▸ **Recorded information**
"""

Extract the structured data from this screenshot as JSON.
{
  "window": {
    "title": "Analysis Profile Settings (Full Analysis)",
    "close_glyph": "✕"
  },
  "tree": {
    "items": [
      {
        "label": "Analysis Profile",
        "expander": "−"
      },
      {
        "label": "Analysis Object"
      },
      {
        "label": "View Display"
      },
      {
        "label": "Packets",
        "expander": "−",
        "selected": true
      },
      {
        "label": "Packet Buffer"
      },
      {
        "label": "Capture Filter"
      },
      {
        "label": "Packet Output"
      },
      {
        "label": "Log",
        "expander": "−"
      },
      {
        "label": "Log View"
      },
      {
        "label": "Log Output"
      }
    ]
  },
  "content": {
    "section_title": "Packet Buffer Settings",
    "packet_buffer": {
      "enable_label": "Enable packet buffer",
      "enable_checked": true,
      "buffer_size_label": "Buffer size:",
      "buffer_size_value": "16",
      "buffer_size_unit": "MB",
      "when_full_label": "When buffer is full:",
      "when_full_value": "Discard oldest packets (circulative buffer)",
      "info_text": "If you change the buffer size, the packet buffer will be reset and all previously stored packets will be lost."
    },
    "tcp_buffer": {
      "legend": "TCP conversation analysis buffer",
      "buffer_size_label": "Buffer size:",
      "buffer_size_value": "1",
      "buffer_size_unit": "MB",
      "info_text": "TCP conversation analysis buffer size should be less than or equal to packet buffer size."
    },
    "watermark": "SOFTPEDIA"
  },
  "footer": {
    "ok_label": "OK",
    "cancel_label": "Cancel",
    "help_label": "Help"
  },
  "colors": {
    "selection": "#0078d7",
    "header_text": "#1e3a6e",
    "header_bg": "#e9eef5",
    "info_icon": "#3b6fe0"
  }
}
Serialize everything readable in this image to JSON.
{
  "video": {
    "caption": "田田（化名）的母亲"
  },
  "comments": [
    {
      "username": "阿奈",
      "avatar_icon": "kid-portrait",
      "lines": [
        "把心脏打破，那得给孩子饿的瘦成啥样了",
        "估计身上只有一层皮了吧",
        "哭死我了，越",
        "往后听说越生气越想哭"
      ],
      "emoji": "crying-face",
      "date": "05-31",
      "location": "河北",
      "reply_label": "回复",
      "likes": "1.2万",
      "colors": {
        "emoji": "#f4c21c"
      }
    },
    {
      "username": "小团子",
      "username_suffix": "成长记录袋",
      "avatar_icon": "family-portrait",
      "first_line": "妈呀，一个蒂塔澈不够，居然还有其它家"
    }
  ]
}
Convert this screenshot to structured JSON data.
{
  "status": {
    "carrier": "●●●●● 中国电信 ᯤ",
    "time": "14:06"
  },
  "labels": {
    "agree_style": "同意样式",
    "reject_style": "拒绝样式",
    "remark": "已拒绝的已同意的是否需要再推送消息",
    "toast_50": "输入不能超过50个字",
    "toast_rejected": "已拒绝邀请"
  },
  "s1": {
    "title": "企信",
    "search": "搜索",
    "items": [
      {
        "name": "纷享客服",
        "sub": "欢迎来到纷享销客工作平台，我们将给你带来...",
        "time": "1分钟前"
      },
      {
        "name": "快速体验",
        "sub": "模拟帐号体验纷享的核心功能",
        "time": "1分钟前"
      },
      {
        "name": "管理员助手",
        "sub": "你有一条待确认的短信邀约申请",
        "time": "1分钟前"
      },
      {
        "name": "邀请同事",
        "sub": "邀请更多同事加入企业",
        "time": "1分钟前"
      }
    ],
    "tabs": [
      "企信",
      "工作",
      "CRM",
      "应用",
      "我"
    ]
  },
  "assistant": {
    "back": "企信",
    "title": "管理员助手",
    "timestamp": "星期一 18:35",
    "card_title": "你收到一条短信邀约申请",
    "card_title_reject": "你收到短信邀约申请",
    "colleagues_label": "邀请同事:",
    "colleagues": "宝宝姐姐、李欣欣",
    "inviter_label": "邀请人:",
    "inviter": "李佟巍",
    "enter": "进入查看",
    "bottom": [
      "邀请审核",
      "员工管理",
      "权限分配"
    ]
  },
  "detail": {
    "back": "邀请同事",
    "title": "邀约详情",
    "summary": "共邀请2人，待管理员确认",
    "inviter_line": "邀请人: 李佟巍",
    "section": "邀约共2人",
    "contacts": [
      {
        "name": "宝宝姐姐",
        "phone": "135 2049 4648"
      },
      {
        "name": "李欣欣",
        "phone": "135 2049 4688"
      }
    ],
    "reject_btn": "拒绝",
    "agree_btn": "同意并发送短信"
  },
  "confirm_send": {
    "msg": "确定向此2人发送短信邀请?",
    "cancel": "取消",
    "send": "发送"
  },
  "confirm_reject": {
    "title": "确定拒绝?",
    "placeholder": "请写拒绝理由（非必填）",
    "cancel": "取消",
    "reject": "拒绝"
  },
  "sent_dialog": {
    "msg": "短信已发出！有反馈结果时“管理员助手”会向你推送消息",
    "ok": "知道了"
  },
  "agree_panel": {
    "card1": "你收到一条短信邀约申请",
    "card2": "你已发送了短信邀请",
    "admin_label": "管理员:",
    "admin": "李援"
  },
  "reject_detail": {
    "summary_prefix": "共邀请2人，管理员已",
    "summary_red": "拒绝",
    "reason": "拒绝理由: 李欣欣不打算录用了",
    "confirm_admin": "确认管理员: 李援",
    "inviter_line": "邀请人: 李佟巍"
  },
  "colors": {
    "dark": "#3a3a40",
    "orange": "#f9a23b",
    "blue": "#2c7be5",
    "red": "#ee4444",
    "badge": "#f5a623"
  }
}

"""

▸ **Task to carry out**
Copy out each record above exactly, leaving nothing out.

▸ **Solved problem**
Extract the structured data from this screenshot as JSON.
{
  "window": {
    "title": "Analysis Profile Settings (Full Analysis)",
    "close_glyph": "✕"
  },
  "tree": {
    "items": [
      {
        "label": "Analysis Profile",
        "expander": "−"
      },
      {
        "label": "Analysis Object"
      },
      {
        "label": "View Display"
      },
      {
        "label": "Packets",
        "expander": "−",
        "selected": true
      },
      {
        "label": "Packet Buffer"
      },
      {
        "label": "Capture Filter"
      },
      {
        "label": "Packet Output"
      },
      {
        "label": "Log",
        "expander": "−"
      },
      {
        "label": "Log View"
      },
      {
        "label": "Log Output"
      }
    ]
  },
  "content": {
    "section_title": "Packet Buffer Settings",
    "packet_buffer": {
      "enable_label": "Enable packet buffer",
      "enable_checked": true,
      "buffer_size_label": "Buffer size:",
      "buffer_size_value": "16",
      "buffer_size_unit": "MB",
      "when_full_label": "When buffer is full:",
      "when_full_value": "Discard oldest packets (circulative buffer)",
      "info_text": "If you change the buffer size, the packet buffer will be reset and all previously stored packets will be lost."
    },
    "tcp_buffer": {
      "legend": "TCP conversation analysis buffer",
      "buffer_size_label": "Buffer size:",
      "buffer_size_value": "1",
      "buffer_size_unit": "MB",
      "info_text": "TCP conversation analysis buffer size should be less than or equal to packet buffer size."
    },
    "watermark": "SOFTPEDIA"
  },
  "footer": {
    "ok_label": "OK",
    "cancel_label": "Cancel",
    "help_label": "Help"
  },
  "colors": {
    "selection": "#0078d7",
    "header_text": "#1e3a6e",
    "header_bg": "#e9eef5",
    "info_icon": "#3b6fe0"
  }
}
Serialize everything readable in this image to JSON.
{
  "video": {
    "caption": "田田（化名）的母亲"
  },
  "comments": [
    {
      "username": "阿奈",
      "avatar_icon": "kid-portrait",
      "lines": [
        "把心脏打破，那得给孩子饿的瘦成啥样了",
        "估计身上只有一层皮了吧",
        "哭死我了，越",
        "往后听说越生气越想哭"
      ],
      "emoji": "crying-face",
      "date": "05-31",
      "location": "河北",
      "reply_label": "回复",
      "likes": "1.2万",
      "colors": {
        "emoji": "#f4c21c"
      }
    },
    {
      "username": "小团子",
      "username_suffix": "成长记录袋",
      "avatar_icon": "family-portrait",
      "first_line": "妈呀，一个蒂塔澈不够，居然还有其它家"
    }
  ]
}
Convert this screenshot to structured JSON data.
{
  "status": {
    "carrier": "●●●●● 中国电信 ᯤ",
    "time": "14:06"
  },
  "labels": {
    "agree_style": "同意样式",
    "reject_style": "拒绝样式",
    "remark": "已拒绝的已同意的是否需要再推送消息",
    "toast_50": "输入不能超过50个字",
    "toast_rejected": "已拒绝邀请"
  },
  "s1": {
    "title": "企信",
    "search": "搜索",
    "items": [
      {
        "name": "纷享客服",
        "sub": "欢迎来到纷享销客工作平台，我们将给你带来...",
        "time": "1分钟前"
      },
      {
        "name": "快速体验",
        "sub": "模拟帐号体验纷享的核心功能",
        "time": "1分钟前"
      },
      {
        "name": "管理员助手",
        "sub": "你有一条待确认的短信邀约申请",
        "time": "1分钟前"
      },
      {
        "name": "邀请同事",
        "sub": "邀请更多同事加入企业",
        "time": "1分钟前"
      }
    ],
    "tabs": [
      "企信",
      "工作",
      "CRM",
      "应用",
      "我"
    ]
  },
  "assistant": {
    "back": "企信",
    "title": "管理员助手",
    "timestamp": "星期一 18:35",
    "card_title": "你收到一条短信邀约申请",
    "card_title_reject": "你收到短信邀约申请",
    "colleagues_label": "邀请同事:",
    "colleagues": "宝宝姐姐、李欣欣",
    "inviter_label": "邀请人:",
    "inviter": "李佟巍",
    "enter": "进入查看",
    "bottom": [
      "邀请审核",
      "员工管理",
      "权限分配"
    ]
  },
  "detail": {
    "back": "邀请同事",
    "title": "邀约详情",
    "summary": "共邀请2人，待管理员确认",
    "inviter_line": "邀请人: 李佟巍",
    "section": "邀约共2人",
    "contacts": [
      {
        "name": "宝宝姐姐",
        "phone": "135 2049 4648"
      },
      {
        "name": "李欣欣",
        "phone": "135 2049 4688"
      }
    ],
    "reject_btn": "拒绝",
    "agree_btn": "同意并发送短信"
  },
  "confirm_send": {
    "msg": "确定向此2人发送短信邀请?",
    "cancel": "取消",
    "send": "发送"
  },
  "confirm_reject": {
    "title": "确定拒绝?",
    "placeholder": "请写拒绝理由（非必填）",
    "cancel": "取消",
    "reject": "拒绝"
  },
  "sent_dialog": {
    "msg": "短信已发出！有反馈结果时“管理员助手”会向你推送消息",
    "ok": "知道了"
  },
  "agree_panel": {
    "card1": "你收到一条短信邀约申请",
    "card2": "你已发送了短信邀请",
    "admin_label": "管理员:",
    "admin": "李援"
  },
  "reject_detail": {
    "summary_prefix": "共邀请2人，管理员已",
    "summary_red": "拒绝",
    "reason": "拒绝理由: 李欣欣不打算录用了",
    "confirm_admin": "确认管理员: 李援",
    "inviter_line": "邀请人: 李佟巍"
  },
  "colors": {
    "dark": "#3a3a40",
    "orange": "#f9a23b",
    "blue": "#2c7be5",
    "red": "#ee4444",
    "badge": "#f5a623"
  }
}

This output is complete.